Neon Egypt's departure from mainstream jazz began in 1992 when percussionist Steven Miller and 8-string guitarist Ron Thompson formed the performance art collaborative Tabula Rasa (from the Latin meaning literally "erased tablet", or more colloquially, "blank slate") along with artists Harrison Goldberg, saxophone, and Troy Silveira, keyboards.  This four piece ensemble undertook an intentional regimen of mental and musical exercises designed to reach beyond the players' past programming as jazz musicians, and augment it with the pure ability to create - by inspiration as it were - through attentive, intuitive listening. (See Intuitive Music)  Each weekly session was recorded and copies distributed for review to the participants the following week.
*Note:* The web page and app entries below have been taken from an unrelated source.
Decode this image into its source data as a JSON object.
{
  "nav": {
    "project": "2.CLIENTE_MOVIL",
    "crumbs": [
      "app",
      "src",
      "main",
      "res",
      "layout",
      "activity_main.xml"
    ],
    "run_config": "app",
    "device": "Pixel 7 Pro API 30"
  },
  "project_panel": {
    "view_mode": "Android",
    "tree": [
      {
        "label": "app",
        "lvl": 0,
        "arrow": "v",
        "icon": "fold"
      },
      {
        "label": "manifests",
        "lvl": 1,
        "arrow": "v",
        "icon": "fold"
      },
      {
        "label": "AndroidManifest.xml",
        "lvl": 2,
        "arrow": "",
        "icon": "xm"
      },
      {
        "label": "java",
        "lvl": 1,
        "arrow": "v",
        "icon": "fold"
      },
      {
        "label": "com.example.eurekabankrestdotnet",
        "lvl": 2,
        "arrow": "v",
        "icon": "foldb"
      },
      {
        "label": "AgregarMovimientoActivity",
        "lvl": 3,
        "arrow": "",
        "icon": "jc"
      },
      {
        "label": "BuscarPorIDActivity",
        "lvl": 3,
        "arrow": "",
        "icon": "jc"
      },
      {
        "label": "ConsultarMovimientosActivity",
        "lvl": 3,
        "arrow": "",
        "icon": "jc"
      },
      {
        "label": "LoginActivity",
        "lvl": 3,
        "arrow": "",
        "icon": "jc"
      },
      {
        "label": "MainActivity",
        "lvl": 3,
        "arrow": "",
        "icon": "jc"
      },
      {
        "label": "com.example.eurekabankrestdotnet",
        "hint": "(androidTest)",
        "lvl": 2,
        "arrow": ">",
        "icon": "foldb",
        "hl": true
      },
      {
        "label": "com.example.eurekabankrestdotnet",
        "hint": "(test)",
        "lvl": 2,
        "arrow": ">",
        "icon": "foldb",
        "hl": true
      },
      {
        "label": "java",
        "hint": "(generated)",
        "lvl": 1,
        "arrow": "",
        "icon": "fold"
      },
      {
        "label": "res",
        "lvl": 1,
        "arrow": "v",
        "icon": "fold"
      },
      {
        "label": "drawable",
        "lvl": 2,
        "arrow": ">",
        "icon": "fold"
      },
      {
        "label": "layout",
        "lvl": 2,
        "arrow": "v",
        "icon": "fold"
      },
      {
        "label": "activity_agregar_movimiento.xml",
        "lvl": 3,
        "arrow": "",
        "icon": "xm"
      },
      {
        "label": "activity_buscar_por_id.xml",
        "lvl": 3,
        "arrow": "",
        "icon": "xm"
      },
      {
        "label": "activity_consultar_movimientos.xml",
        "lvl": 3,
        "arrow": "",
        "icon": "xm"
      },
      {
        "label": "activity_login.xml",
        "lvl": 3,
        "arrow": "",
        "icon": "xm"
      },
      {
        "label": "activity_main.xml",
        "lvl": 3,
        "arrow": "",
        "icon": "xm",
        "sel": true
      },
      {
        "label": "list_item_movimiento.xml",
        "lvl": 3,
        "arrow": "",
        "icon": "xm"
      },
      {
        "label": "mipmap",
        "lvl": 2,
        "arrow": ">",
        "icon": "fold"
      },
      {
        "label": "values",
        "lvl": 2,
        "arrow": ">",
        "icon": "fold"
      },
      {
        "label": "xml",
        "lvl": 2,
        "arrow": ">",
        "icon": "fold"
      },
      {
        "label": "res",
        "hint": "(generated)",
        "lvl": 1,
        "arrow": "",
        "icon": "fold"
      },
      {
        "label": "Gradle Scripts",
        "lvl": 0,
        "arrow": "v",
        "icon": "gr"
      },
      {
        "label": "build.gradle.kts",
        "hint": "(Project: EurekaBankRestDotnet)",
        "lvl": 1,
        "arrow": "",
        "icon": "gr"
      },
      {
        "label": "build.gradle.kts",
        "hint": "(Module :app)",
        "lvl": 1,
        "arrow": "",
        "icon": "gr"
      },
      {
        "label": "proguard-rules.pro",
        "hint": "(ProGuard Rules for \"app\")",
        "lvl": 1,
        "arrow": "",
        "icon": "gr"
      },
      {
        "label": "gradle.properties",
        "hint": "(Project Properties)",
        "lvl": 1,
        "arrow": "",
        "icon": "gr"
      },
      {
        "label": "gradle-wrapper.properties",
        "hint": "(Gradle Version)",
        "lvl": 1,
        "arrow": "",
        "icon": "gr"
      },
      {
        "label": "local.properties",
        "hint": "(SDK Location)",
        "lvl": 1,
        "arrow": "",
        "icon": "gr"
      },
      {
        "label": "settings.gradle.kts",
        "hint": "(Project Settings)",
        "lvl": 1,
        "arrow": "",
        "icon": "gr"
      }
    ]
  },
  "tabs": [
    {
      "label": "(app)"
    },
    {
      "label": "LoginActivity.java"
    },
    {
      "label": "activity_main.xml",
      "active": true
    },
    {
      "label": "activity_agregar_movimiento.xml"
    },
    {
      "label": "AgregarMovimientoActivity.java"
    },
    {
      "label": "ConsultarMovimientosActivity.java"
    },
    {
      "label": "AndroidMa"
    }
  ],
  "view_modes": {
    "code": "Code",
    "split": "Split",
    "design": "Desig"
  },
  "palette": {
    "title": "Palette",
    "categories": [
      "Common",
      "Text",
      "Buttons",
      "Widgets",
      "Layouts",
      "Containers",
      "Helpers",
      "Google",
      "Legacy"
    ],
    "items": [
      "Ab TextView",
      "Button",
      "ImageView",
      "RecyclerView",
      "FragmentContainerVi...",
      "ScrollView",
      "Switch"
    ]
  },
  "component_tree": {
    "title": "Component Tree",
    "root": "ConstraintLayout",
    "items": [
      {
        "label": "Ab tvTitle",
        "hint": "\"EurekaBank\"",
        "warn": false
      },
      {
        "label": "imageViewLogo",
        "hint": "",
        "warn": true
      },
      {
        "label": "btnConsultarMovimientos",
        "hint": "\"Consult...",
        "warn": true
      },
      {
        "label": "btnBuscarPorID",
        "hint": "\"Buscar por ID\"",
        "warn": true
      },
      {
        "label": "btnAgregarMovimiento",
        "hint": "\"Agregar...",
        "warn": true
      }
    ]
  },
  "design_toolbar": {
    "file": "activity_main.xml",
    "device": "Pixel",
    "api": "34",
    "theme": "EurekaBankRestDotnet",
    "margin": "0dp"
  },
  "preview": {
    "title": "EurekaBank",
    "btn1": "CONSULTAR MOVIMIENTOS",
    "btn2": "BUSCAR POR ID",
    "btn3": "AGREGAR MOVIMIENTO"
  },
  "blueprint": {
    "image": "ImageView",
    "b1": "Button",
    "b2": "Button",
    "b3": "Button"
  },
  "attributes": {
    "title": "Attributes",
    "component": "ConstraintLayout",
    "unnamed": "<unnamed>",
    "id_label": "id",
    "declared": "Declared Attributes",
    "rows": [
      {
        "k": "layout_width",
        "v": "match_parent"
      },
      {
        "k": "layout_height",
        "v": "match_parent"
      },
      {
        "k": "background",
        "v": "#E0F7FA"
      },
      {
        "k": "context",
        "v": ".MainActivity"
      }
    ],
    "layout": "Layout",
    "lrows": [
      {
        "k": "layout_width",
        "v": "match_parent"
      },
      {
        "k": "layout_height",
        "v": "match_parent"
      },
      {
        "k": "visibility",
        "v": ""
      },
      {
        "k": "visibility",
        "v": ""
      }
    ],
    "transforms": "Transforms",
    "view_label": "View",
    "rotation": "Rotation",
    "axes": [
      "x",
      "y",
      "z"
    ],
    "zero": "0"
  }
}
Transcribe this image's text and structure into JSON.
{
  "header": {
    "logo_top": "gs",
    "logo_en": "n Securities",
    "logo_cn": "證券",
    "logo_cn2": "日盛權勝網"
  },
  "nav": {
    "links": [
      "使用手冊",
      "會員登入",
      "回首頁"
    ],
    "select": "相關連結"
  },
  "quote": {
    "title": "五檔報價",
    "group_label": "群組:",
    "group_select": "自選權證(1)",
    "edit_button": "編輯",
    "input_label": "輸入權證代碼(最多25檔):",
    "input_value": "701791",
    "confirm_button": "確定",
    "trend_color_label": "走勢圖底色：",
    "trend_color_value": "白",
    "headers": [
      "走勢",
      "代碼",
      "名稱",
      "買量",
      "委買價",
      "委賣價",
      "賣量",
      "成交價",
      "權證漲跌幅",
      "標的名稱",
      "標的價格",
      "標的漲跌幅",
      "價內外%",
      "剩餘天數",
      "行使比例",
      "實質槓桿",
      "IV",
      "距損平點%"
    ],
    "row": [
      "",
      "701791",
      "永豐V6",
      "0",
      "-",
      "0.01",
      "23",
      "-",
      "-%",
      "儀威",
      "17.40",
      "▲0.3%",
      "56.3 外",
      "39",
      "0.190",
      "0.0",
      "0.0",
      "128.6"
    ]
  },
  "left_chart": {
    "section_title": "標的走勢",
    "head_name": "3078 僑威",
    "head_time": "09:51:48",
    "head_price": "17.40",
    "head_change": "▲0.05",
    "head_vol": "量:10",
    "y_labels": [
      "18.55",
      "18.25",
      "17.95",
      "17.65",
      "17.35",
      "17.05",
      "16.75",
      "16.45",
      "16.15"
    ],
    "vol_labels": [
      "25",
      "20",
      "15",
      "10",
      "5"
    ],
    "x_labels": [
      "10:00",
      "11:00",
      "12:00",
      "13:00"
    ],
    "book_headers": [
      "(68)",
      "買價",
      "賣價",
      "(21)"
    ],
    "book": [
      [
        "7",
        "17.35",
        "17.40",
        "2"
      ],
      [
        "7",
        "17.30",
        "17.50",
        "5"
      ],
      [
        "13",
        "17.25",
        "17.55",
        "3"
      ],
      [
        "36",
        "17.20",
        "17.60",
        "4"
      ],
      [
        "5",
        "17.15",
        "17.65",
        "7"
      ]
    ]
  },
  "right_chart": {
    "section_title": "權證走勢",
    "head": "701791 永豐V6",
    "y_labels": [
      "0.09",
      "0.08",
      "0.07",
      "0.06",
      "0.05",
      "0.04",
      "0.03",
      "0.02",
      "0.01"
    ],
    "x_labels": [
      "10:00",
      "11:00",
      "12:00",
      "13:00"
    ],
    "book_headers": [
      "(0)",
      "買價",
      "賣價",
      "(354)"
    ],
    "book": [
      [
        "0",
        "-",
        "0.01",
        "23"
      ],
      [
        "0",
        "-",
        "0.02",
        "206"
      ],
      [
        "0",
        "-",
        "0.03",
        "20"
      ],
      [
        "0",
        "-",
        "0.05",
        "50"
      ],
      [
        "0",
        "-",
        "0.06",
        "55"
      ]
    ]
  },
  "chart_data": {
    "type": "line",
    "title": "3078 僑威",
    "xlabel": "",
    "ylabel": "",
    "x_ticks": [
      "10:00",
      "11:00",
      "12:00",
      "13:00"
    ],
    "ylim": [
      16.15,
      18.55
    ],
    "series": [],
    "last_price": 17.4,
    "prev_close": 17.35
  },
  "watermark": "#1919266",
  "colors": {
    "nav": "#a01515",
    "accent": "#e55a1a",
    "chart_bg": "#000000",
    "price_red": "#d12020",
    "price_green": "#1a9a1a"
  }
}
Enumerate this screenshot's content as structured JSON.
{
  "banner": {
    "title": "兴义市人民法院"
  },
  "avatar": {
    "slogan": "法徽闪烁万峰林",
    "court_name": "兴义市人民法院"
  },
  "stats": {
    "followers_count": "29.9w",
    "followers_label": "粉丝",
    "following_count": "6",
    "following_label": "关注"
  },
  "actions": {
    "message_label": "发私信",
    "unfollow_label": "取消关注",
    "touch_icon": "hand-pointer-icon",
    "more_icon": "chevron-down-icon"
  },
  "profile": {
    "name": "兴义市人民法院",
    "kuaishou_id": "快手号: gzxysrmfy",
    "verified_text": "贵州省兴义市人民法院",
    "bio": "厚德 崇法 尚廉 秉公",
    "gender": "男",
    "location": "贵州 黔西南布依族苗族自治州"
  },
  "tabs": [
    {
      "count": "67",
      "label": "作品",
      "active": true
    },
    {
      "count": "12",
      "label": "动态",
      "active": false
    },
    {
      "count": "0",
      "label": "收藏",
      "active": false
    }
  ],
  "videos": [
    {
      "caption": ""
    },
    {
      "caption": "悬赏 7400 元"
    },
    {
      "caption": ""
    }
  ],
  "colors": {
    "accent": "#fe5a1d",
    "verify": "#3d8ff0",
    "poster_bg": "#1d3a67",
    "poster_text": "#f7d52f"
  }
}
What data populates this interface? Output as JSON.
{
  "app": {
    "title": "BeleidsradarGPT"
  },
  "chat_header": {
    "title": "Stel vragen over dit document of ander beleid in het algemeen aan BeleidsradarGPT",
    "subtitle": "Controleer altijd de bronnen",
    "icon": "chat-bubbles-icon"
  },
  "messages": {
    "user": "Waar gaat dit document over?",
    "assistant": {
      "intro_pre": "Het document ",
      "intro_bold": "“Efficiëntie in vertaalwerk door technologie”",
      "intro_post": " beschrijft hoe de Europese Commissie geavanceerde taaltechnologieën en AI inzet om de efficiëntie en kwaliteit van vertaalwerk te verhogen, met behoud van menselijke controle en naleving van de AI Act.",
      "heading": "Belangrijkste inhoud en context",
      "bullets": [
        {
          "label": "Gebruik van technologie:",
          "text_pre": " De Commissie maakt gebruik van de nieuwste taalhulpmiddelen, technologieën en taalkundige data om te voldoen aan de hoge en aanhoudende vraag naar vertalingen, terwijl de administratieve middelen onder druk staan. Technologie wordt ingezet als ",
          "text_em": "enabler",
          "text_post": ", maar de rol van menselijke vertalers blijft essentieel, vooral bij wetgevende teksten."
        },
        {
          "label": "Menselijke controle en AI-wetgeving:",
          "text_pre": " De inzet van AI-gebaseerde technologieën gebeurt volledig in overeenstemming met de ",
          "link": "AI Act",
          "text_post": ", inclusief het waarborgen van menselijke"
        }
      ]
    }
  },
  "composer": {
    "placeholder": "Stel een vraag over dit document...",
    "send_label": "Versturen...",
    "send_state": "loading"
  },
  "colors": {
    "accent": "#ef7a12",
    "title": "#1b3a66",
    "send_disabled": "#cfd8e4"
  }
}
Tabula Rasa - From left: Steven Miller, Ron Thompson, dancer Layne Russell, Harrison Goldberg.  Keyboardist Troy Silveira is not visible in this photo.  Oil Paintings by Basil Dean. The earliest experiments utilized graphical and symbolic notation for "concept" pieces.  The results were generally hesitant and awkward, as the musicians struggled to escape their usual and familiar chordal and rhythmic jazz frameworks and patterns of playing, while attempting to create something unknown, something truly fresh.
At some point it was recognized that the conceptual designs themselves, being based in thought, constituted impediments to the intuitive process, and they were dropped in favor of silence (which is how each session was begun) and pure listening. 

As the players continued to develop their sensitivities week by week, new, more natural "patterns" began to emerge and assert themselves. For example, the four players found that even in the absence of any conceptual framework they would consistently create music that had apparent, albeit perhaps unconventional, structure. Diverse thirty-five to forty minute pieces would often materialize that had three or more clearly defined movements, each with a discernable beginning, middle, and end.  As all sessions were recorded, this structure became more evident upon review.

While the work of refined listening progressed, a continual stream of new musical information began to flow through and inform these flexible movements, seemingly regulating itself in some unknown manner, so that the players would each fully exercise their creative contributions, and yet all somehow end up in the same musical "place" consistently. Previous constraints such as time signature and key signature became essentially irrelevant, as the musicians began to play in unusual, mixed scales and rhythms. Pure, coordinated inspiration became the new glue holding the pieces together. It was always apparent when a particular musical piece was complete, and the players would reach a natural ending and simply stop playing, at once.

The fruit of these years of musical experiment and growth are now represented in Neon Egypt, a continuing collaboration of two of the original members of Tabula Rasa. Neon Egypt's music revisits certain sound-forms and characteristics of jazz, yet is fully and spontaneously improvised, and recorded live without overdubs or retakes.